Counting only lines that contain the word "values", state the total for the listing below and nothing else.

=== Recorded information ===

· · · · ·

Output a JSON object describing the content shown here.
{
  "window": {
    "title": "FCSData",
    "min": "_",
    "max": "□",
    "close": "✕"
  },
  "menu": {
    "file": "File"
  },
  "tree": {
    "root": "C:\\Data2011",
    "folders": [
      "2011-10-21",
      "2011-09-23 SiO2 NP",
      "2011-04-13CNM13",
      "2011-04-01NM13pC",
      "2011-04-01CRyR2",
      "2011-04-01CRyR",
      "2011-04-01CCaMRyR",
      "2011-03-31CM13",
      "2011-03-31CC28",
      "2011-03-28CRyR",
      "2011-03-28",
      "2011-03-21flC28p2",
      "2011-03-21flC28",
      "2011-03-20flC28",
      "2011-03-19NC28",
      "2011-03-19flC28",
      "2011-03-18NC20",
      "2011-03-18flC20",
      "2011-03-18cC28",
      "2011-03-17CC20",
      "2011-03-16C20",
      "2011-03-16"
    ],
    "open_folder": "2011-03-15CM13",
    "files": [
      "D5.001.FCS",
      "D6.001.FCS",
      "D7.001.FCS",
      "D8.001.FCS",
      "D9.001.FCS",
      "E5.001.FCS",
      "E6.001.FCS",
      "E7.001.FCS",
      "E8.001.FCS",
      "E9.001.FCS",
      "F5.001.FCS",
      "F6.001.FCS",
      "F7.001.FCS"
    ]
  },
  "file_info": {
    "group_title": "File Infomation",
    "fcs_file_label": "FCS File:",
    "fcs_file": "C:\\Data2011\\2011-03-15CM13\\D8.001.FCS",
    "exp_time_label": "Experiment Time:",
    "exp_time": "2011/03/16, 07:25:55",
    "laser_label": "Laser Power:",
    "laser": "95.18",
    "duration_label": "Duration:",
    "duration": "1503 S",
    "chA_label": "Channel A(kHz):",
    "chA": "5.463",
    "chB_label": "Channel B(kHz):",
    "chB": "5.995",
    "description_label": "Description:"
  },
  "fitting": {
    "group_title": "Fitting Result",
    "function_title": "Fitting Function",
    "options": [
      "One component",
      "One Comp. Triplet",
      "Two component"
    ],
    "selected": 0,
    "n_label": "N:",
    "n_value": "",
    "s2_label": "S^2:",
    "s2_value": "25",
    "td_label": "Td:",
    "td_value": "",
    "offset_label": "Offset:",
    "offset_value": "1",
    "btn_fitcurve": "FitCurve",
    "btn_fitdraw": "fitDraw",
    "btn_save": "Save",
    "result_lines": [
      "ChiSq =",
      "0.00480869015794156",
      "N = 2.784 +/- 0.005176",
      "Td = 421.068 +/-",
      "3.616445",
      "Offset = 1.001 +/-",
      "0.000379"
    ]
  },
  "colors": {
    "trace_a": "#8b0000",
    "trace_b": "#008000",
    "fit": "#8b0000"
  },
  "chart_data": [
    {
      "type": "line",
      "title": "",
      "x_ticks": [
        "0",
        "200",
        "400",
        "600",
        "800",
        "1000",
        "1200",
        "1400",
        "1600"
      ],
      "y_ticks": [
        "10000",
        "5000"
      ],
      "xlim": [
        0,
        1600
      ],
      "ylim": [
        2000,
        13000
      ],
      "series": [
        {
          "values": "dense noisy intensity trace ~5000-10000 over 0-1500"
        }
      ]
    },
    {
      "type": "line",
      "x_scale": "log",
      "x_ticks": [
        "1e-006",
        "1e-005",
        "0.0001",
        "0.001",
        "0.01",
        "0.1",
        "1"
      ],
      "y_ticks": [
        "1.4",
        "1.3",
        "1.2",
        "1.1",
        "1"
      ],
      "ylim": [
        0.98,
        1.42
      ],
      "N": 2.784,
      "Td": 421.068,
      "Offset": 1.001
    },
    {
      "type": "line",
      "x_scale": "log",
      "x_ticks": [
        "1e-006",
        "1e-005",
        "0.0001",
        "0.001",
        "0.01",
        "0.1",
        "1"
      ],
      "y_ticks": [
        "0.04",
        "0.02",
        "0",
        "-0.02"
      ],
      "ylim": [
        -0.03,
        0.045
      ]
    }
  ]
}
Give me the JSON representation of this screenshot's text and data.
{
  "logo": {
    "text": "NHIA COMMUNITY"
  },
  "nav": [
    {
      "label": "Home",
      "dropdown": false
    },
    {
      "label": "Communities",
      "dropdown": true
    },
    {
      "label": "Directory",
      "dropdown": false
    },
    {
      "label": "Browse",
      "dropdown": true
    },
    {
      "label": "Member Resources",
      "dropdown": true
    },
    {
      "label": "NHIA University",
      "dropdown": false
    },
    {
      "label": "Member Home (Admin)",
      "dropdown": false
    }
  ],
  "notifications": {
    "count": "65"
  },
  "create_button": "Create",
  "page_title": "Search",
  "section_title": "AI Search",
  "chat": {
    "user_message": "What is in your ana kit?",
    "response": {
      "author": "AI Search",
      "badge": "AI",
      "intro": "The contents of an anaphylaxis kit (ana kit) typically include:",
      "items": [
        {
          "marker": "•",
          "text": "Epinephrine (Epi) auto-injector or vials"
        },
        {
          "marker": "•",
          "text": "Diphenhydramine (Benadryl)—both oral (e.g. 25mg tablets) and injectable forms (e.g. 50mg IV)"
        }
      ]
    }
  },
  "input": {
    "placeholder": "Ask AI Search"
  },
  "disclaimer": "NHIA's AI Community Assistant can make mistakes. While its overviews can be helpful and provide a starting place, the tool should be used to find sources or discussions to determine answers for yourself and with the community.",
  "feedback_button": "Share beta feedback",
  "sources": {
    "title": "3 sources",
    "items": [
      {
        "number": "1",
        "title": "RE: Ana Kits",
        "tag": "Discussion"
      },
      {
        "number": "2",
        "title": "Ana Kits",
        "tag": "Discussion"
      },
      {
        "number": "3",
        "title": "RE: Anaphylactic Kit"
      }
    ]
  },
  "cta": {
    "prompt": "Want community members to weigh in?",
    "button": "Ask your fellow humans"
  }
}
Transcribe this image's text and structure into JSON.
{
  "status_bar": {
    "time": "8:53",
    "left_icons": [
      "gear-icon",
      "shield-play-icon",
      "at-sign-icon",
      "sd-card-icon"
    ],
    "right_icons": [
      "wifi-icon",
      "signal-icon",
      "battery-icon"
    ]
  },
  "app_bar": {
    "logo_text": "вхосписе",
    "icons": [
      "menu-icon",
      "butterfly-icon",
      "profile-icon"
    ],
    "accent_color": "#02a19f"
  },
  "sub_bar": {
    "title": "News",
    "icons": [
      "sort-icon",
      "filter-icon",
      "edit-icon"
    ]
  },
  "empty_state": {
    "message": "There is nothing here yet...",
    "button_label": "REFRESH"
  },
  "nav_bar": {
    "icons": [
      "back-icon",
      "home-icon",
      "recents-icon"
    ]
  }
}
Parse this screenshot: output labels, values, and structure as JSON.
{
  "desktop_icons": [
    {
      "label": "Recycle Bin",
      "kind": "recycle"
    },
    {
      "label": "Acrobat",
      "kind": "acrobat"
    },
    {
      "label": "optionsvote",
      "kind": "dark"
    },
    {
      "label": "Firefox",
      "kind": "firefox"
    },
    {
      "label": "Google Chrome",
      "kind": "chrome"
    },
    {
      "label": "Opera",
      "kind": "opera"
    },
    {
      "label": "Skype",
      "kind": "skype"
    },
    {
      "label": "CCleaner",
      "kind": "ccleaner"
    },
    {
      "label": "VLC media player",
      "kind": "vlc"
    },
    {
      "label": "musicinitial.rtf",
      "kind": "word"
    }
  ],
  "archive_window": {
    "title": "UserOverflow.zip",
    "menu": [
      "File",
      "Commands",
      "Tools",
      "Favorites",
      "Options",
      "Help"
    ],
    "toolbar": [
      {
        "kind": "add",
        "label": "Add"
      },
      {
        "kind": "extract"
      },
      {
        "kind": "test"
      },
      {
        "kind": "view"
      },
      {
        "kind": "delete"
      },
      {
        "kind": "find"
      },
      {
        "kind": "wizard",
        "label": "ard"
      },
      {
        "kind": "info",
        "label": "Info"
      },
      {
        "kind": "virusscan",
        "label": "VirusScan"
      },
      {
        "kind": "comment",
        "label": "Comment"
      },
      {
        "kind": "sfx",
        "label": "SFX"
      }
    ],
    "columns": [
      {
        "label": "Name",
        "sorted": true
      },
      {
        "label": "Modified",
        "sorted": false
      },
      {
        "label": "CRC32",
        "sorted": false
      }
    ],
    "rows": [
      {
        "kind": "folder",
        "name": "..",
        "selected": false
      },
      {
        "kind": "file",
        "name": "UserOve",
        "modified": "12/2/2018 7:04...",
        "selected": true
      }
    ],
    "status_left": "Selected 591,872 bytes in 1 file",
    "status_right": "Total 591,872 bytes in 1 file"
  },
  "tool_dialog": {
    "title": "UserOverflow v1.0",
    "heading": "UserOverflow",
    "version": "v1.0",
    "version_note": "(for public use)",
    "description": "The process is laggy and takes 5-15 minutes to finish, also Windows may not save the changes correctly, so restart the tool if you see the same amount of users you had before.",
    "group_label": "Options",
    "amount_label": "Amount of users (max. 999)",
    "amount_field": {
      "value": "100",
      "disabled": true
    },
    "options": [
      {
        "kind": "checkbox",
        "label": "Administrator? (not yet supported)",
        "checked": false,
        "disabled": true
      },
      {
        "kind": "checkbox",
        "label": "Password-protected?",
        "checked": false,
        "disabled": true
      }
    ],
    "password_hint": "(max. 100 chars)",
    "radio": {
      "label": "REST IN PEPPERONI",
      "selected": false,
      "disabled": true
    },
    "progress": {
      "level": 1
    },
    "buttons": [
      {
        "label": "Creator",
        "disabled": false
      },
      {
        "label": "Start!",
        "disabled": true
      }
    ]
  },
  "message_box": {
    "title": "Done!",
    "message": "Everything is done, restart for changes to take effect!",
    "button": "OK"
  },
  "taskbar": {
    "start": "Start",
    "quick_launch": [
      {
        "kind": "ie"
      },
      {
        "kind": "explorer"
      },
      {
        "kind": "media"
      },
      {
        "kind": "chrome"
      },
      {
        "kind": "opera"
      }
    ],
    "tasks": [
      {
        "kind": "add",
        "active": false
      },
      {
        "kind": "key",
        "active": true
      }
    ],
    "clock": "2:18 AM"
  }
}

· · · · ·

=== Completed task ===
2